We sometimes forget this reality. In a ‘me-first’ society such as the one in which we reside, it becomes easy to centre our faith solely within ourselves. Yet this sometimes creates an uneasy reality for us. As we try to mediate an individual spiritual life, as opposed to a common spiritual life, we may find this creates questions that we feel ill equipped to answer. For example, have you ever yearned for a deeper connection with God, but have struggled to figure out how to accomplish that? Have you ever questioned why others seem to be ‘closer’ to God than you feel? Have you ever felt disconnected with the life of the Church, even though you sit surrounded by other people? How can these things be?
What if your life of faith is not just about you? What if our Christian life is not just about ‘me + Jesus’? What if God created you not to be a Christian person, but to part of a Christian people? This necessarily changes how we view ourselves, our spiritual heritage, and the spiritual habits we engage in. In fact, this communal emphasis lies at the heart of scriptural witness. For example, in his article titled “Salvation; Individual or Communal”, Lloyd Ratzlaff argues “It is unthinkable that a Jew then would have appealed to his personal justification as having some meaning unrelated to his being a member of the covenant community” (Ratzlaff 1976, 111). Life with God mean life in the community of faith. Within my own tradition, I imagine that it was for specific reason that Thomas Cranmer named his liturgical opus ‘The Book of Common Prayer.’ Since our beginning, and fundamental to all our liturgical texts, Anglican have mediated their spirituality through participation in a joint –common – spiritual life.
So how do we live out this common spiritual life? How can you participate in the life and activity of the Church as you go through the regular routines of your week? Dietrich Bonhoeffer writes, “Common life under the Word begins with common worship at the beginning of each day” (Bonhoeffer, Life Together, 42). The recitation of Morning Prayer is a prime example of our common spiritual life. Rather than a mere form of personal prayer, the office of Morning Prayer is an ecclesial activity; one engages in an activity occurring in the church throughout all time and space. I may sit alone in my office as I say Morning Prayer, but this does not discount the deeper reality; I participate in the prayers of the church, and I add my voice to the company of the faithful. I do not say Morning Prayer, I join the prayers of the Church, and we say Morning Prayer together.

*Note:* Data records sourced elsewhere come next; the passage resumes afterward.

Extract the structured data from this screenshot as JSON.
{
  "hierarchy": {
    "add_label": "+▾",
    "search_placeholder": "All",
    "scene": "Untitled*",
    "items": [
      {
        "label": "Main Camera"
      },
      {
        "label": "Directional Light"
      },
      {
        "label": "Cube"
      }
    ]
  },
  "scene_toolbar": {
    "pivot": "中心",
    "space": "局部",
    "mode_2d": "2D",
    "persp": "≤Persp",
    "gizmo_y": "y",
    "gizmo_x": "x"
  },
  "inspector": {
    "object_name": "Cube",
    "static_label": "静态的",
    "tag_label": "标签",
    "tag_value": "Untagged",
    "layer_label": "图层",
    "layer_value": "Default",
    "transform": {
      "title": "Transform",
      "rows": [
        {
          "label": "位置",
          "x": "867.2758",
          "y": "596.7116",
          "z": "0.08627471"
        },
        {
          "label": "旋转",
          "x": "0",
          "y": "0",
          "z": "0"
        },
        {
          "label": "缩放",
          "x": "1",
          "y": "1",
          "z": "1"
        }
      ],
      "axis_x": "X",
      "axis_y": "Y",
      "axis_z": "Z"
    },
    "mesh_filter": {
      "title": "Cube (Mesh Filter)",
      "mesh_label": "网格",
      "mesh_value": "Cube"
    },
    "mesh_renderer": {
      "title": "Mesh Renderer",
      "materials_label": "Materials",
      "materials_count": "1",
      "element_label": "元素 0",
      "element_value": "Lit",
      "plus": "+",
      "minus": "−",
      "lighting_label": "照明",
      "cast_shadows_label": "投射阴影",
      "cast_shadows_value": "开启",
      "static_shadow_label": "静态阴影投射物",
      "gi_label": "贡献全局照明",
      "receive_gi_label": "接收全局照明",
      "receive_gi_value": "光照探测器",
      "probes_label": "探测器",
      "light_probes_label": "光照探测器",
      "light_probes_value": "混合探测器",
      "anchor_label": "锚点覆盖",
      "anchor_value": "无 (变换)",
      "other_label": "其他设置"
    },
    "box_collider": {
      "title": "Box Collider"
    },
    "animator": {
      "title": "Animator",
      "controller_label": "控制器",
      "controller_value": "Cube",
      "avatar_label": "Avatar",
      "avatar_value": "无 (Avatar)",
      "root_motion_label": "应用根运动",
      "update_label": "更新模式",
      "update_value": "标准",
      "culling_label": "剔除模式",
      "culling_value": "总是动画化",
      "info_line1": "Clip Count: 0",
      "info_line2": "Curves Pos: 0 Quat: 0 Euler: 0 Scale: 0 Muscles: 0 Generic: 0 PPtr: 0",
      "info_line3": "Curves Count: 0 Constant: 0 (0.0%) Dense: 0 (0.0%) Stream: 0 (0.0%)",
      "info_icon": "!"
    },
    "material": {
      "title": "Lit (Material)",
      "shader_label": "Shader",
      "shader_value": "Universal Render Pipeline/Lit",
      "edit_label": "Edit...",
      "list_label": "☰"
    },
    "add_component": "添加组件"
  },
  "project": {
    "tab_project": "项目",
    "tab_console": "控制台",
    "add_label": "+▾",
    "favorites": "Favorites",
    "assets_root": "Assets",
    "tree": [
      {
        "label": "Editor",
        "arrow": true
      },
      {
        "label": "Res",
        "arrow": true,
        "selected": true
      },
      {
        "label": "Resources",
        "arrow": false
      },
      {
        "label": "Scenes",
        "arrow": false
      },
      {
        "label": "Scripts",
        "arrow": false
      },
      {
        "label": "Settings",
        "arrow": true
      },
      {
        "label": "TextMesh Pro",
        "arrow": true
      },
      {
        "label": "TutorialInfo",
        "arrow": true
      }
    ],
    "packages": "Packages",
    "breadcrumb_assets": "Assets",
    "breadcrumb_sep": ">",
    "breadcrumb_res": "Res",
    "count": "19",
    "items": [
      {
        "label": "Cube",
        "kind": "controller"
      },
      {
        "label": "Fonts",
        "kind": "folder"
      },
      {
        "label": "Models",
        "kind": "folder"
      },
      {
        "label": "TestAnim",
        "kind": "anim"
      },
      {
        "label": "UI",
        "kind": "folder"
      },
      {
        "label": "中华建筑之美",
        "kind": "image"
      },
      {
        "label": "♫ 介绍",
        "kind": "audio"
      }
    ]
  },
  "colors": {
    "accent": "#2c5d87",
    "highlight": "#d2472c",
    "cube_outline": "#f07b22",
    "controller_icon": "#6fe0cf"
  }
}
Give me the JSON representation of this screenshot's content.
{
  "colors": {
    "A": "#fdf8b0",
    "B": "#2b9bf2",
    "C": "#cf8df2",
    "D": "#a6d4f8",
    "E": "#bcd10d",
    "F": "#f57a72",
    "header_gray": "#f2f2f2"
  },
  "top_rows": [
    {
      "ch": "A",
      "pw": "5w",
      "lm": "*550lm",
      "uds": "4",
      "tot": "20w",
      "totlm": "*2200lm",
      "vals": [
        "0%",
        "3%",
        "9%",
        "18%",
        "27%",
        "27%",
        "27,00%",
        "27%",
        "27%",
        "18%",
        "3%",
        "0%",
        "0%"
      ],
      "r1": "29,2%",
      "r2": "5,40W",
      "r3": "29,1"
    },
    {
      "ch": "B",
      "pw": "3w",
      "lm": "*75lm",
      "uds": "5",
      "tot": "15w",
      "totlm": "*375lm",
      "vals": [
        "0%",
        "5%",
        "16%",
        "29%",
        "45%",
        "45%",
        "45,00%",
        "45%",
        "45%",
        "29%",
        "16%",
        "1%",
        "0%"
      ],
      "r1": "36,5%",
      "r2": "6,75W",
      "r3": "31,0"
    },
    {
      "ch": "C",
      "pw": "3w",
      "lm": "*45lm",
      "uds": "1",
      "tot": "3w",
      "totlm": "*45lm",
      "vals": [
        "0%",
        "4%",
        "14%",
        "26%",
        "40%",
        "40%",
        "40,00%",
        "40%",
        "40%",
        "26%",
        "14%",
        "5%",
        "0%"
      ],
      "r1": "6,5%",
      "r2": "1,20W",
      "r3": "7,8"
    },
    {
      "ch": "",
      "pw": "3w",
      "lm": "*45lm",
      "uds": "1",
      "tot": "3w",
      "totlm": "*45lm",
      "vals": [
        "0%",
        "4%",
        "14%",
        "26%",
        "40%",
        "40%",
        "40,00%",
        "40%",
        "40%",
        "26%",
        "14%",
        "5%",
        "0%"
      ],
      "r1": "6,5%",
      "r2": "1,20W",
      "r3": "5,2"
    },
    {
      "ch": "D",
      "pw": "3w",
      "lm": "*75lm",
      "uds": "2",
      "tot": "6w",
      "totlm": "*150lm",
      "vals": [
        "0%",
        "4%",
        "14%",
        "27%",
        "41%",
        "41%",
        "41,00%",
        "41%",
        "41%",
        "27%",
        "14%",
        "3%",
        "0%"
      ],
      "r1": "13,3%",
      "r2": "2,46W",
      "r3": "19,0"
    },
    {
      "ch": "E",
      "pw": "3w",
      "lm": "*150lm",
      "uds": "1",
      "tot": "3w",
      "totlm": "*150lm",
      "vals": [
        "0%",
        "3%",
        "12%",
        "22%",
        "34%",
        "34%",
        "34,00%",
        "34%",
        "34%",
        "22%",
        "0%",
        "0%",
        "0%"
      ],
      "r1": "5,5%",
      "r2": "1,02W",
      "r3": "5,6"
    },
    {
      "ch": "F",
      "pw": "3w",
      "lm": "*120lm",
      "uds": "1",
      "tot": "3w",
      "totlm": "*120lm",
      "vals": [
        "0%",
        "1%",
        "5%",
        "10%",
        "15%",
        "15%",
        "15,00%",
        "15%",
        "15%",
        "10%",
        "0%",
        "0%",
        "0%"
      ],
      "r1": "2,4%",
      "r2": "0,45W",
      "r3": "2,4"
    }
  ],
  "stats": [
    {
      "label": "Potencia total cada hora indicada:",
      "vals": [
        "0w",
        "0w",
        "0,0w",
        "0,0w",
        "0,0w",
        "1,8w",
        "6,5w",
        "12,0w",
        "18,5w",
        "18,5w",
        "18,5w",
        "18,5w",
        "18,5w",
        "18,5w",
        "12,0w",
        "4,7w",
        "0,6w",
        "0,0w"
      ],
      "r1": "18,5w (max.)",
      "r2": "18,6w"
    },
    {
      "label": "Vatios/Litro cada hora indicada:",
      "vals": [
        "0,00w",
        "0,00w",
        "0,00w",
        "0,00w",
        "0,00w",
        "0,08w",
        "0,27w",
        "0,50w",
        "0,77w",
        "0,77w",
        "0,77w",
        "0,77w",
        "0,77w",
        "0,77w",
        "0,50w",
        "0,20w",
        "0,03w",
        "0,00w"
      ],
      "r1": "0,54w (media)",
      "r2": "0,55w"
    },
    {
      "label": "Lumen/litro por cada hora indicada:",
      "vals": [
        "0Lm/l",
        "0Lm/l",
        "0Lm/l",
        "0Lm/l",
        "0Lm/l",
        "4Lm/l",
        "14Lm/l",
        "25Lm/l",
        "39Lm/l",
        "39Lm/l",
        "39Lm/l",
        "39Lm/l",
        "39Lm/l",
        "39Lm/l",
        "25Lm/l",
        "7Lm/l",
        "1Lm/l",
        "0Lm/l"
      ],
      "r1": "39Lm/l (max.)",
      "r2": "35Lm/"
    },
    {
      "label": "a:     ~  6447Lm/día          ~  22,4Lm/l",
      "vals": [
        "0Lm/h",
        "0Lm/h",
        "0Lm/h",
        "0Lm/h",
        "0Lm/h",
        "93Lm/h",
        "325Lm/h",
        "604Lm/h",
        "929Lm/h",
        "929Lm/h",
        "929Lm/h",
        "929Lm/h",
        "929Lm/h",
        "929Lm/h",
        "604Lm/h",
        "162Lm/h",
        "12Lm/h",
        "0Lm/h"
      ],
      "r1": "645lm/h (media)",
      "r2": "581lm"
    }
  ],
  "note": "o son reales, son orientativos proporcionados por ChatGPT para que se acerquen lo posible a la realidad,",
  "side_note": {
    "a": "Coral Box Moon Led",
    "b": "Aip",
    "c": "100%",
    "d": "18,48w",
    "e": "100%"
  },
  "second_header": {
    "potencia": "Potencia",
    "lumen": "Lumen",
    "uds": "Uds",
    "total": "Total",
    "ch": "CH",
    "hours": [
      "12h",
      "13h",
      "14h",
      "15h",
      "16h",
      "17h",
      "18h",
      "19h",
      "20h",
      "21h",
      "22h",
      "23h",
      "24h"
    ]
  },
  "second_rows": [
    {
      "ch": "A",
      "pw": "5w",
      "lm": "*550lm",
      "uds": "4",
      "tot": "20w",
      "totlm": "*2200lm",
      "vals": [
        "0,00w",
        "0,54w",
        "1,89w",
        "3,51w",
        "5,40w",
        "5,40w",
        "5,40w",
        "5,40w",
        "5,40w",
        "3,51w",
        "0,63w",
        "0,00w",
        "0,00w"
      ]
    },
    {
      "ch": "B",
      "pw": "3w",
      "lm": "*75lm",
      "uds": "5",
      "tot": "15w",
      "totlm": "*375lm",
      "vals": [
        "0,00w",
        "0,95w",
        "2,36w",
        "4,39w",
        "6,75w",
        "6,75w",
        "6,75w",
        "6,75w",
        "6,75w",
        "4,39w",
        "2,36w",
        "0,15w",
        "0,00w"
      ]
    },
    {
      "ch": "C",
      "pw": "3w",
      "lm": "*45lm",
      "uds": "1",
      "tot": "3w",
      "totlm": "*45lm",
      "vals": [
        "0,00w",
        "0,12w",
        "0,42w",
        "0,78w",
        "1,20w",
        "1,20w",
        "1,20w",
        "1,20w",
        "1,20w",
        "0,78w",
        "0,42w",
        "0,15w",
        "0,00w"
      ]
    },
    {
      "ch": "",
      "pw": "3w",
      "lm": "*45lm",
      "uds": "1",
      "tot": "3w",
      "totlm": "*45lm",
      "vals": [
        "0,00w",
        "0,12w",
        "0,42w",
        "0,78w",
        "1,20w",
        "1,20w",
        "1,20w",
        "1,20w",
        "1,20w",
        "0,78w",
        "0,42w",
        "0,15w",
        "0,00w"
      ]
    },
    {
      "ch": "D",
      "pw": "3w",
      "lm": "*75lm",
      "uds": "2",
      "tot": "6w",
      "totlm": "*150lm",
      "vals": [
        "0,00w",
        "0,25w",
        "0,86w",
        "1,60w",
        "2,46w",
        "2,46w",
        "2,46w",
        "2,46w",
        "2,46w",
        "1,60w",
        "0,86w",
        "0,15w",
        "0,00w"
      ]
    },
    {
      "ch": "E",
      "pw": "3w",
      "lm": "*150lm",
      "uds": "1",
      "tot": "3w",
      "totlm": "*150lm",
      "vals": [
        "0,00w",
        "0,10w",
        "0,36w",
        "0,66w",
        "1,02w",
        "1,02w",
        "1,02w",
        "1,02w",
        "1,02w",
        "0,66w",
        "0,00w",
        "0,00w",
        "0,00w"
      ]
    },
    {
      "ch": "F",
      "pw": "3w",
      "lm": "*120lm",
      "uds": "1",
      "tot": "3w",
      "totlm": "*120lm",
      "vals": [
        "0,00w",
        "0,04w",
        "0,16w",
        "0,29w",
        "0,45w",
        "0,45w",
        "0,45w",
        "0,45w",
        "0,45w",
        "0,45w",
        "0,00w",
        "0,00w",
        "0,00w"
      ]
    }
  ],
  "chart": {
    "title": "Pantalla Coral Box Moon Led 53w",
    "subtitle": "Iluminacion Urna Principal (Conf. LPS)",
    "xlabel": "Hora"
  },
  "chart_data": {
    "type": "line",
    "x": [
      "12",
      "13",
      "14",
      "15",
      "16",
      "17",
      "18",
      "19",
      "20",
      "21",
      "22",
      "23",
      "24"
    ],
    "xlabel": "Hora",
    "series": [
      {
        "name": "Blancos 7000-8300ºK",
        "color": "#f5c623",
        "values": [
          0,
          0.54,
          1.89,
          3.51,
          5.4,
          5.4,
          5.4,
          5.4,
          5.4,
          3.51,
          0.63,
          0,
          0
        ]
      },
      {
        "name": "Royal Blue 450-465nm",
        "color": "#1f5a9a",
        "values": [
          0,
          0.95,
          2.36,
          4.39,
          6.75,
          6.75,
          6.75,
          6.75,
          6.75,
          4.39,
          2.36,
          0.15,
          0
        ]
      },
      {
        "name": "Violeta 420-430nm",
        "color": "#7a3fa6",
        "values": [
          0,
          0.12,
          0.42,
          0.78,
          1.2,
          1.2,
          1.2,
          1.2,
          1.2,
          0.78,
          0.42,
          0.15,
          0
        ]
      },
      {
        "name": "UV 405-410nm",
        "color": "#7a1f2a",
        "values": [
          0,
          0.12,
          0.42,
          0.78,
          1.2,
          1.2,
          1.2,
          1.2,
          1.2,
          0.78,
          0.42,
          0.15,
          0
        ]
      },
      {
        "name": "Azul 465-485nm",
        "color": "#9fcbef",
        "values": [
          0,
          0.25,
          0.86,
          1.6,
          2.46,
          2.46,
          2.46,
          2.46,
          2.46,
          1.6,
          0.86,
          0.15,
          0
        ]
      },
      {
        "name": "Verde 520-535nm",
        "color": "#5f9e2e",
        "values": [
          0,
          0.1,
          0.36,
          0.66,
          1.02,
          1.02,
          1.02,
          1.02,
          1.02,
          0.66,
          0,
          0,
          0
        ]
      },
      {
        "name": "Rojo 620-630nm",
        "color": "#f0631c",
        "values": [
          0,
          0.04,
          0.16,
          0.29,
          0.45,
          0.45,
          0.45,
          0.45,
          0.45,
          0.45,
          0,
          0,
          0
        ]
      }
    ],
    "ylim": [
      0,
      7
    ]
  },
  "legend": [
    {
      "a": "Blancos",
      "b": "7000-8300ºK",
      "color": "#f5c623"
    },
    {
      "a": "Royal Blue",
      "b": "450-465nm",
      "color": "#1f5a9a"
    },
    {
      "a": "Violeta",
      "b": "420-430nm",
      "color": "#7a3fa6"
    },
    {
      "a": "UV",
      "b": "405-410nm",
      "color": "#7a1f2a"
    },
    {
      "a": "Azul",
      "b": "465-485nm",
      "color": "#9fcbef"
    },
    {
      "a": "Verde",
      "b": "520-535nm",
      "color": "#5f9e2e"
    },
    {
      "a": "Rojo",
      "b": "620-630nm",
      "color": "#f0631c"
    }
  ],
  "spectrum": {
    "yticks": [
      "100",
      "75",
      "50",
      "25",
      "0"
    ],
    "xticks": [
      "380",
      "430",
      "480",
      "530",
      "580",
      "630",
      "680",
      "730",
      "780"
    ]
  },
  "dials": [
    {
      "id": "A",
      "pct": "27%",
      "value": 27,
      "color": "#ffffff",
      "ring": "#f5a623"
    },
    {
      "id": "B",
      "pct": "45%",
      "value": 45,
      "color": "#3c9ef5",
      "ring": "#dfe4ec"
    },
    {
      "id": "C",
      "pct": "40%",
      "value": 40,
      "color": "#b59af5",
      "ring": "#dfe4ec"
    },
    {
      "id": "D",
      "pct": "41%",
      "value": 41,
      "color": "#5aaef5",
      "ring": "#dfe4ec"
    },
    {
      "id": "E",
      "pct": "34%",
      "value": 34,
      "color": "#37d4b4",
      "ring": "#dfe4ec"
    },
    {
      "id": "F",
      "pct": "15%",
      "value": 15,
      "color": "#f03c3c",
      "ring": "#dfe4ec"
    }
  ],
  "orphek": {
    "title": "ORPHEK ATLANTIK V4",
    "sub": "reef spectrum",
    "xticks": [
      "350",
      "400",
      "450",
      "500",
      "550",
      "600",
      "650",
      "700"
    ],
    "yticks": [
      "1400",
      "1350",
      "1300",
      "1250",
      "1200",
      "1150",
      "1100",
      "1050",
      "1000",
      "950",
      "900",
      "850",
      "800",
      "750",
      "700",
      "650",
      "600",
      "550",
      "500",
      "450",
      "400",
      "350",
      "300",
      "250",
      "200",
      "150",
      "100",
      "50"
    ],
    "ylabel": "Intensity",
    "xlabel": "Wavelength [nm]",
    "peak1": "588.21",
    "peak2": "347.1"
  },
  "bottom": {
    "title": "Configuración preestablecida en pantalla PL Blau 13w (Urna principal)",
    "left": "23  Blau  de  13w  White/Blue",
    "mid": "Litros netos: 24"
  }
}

So, if those yearnings above – for a deeper connection with God, a desire to be ‘closer’ to God, a stronger connection to the church – have ever been something that you have experienced, I would encourage you to take up the discipline of Morning Prayer. Lend your voice to the church’s prayer by allowing the language of the church to form your prayers. You just may find that your own faith and prayer life begins to flourish as you participate in common prayer.